The scheme was evaluated using a clinical example of a meningioma at the base of the skull. The original optimization problem consisted of equivalent uniform dose objectives for all risk structures, plus objectives to minimize underdose and overdose in the target.
The researchers first created a plan with similar overall characteristics to that used to deliver the actual treatment. A dose slice close to the isocenter revealed a hot spot where the high dose contour entered nontarget tissue. Using prototype software developed by the ITWM team, a 9 x 9 x 9 mm subvolume with a dose of between 45.5 and 60.8 Gy was revealed. Four voxels in this region overlapped with the target contour and the remaining 23 voxels were defined as the hot spot.
To eliminate this hot spot, the researchers solved the CRC problem, using an ambitious upper limit of 30 Gy for all 23 voxels. Two plans were generated, one using a constant voxel weighting, and the other calculated by exponentially increasing the voxel weights with increasing distance to the critical region. These plans represent extreme cases of keeping changes local and spreading the changes out.

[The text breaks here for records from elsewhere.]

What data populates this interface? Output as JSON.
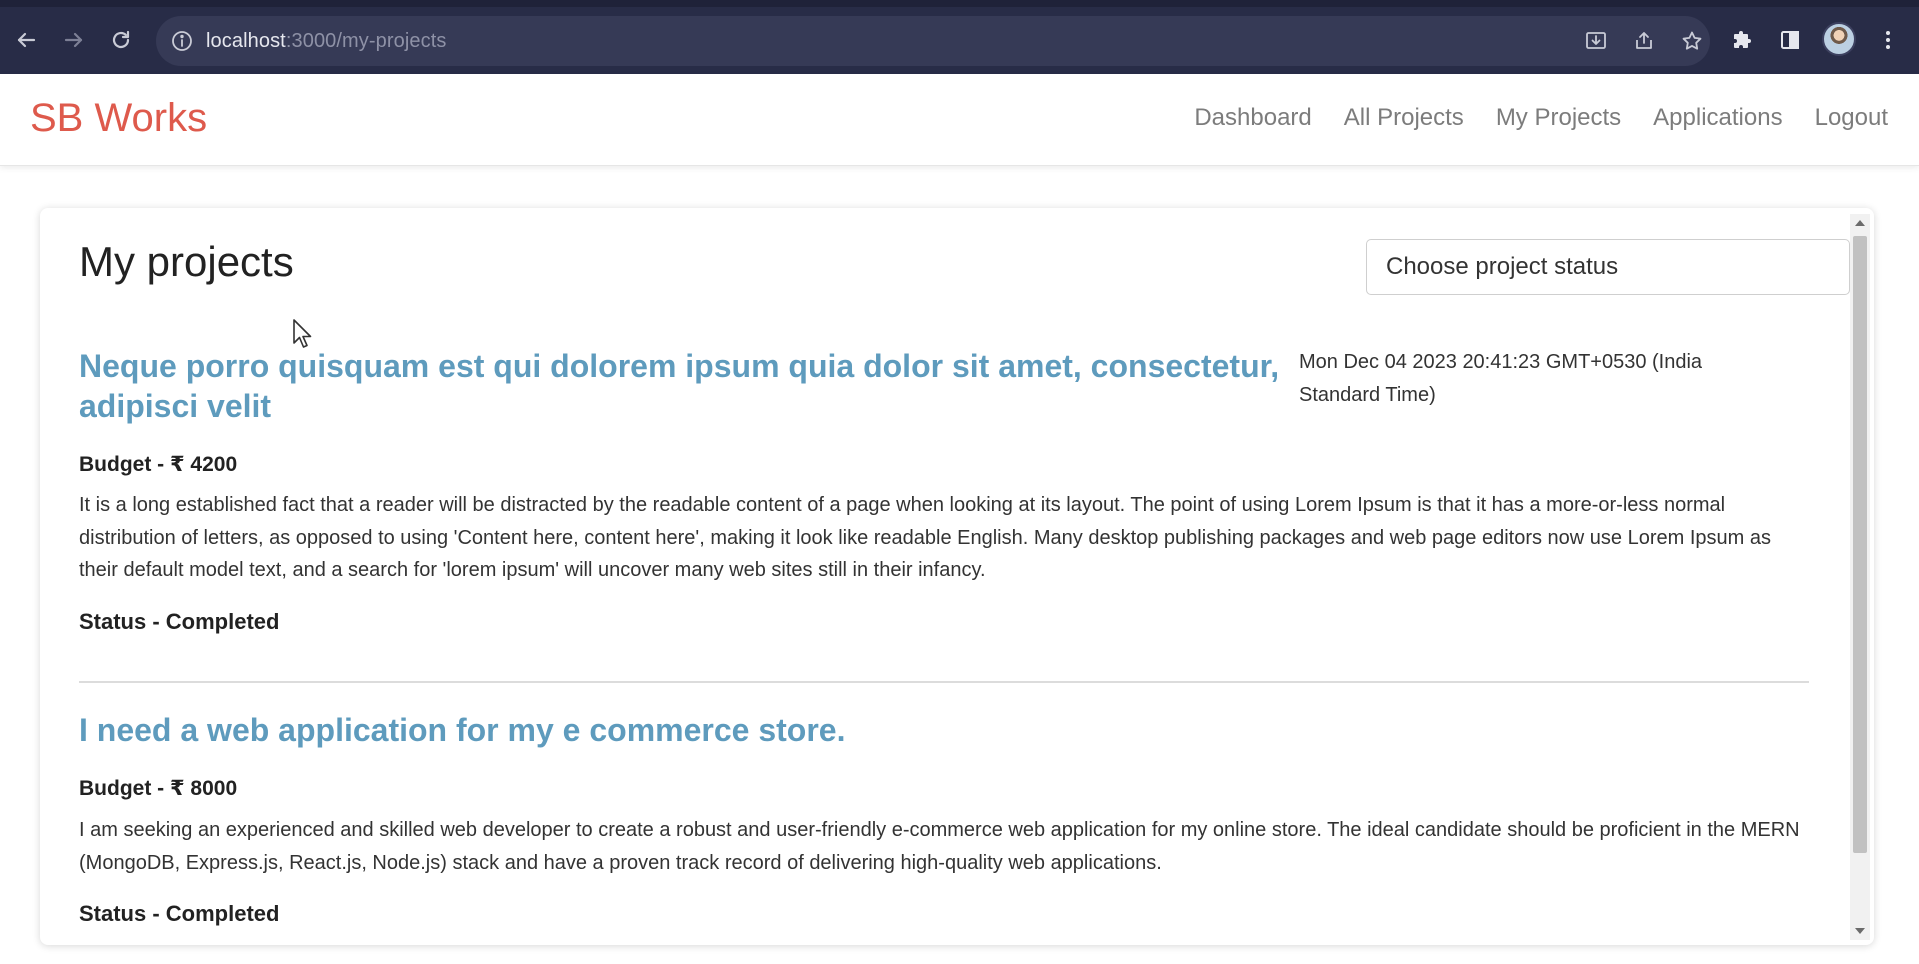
{
  "browser": {
    "url_host": "localhost",
    "url_path": ":3000/my-projects",
    "icons": {
      "back": "arrow-left-icon",
      "forward": "arrow-right-icon",
      "reload": "reload-icon",
      "site_info": "info-icon",
      "install": "install-icon",
      "share": "share-icon",
      "bookmark": "star-icon",
      "extensions": "puzzle-icon",
      "side_panel": "side-panel-icon",
      "menu": "kebab-menu-icon"
    }
  },
  "navbar": {
    "brand": "SB Works",
    "links": [
      "Dashboard",
      "All Projects",
      "My Projects",
      "Applications",
      "Logout"
    ]
  },
  "page": {
    "title": "My projects",
    "status_select_placeholder": "Choose project status"
  },
  "projects": [
    {
      "title": "Neque porro quisquam est qui dolorem ipsum quia dolor sit amet, consectetur, adipisci velit",
      "date": "Mon Dec 04 2023 20:41:23 GMT+0530 (India Standard Time)",
      "budget": "Budget - ₹ 4200",
      "description": "It is a long established fact that a reader will be distracted by the readable content of a page when looking at its layout. The point of using Lorem Ipsum is that it has a more-or-less normal distribution of letters, as opposed to using 'Content here, content here', making it look like readable English. Many desktop publishing packages and web page editors now use Lorem Ipsum as their default model text, and a search for 'lorem ipsum' will uncover many web sites still in their infancy.",
      "status": "Status - Completed"
    },
    {
      "title": "I need a web application for my e commerce store.",
      "budget": "Budget - ₹ 8000",
      "description": "I am seeking an experienced and skilled web developer to create a robust and user-friendly e-commerce web application for my online store. The ideal candidate should be proficient in the MERN (MongoDB, Express.js, React.js, Node.js) stack and have a proven track record of delivering high-quality web applications.",
      "status": "Status - Completed"
    }
  ],
  "colors": {
    "brand": "#de5a4c",
    "project_title": "#5e9bbd",
    "chrome_bg": "#282c47"
  }
}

In both cases, the critical region correction problem could be solved without violating the original underdose and overdose constraints. Dose volume histograms showed that the target curves had barely changed and that the dose in structures far from the hot spot (right optic nerve, spinal cord, and brain stem) changed significantly more in the plan where changes were allowed to spread out.
The researchers then investigated the optimal mix of each two new plan and the original, using two sliders: one to control the "degree of correction" of the local insufficiencies (a slider), and another representing the "spread of allowed change" (b slider). Moving the a slider revealed the dose in the hot spot could be reduced by 10 Gy without reducing the minimum dose in the target. The maximum spinal cord dose increased significantly for plans where changes were spread over larger areas.
They also created two "compromise" plans, in which the dose was reduced by about 20 Gy. Süss noted it's also possible to create a plan that combines all three plan options, by moving both sliders. "If you image a continuous morphing between the two compromise plans, you get the right impression of the effect of pulling the b slider," he explained.
The researchers conclude it is possible to eliminate a hot spot outside the target volume while controlling the dose changes to all other parts of the treatment plan. They suggest their proposed method for correcting localized dose insufficiencies could potentially become the final standard step of inverse treatment planning. "We are currently addressing how this technique can best be integrated into the overall planning process from a practitioner's view," Süss told medicalphysicsweb.
© IOP Publishing Limited. Republished with permission from medicalphysicsweb, a community website covering fundamental research and emerging technologies in medical imaging and radiation therapy.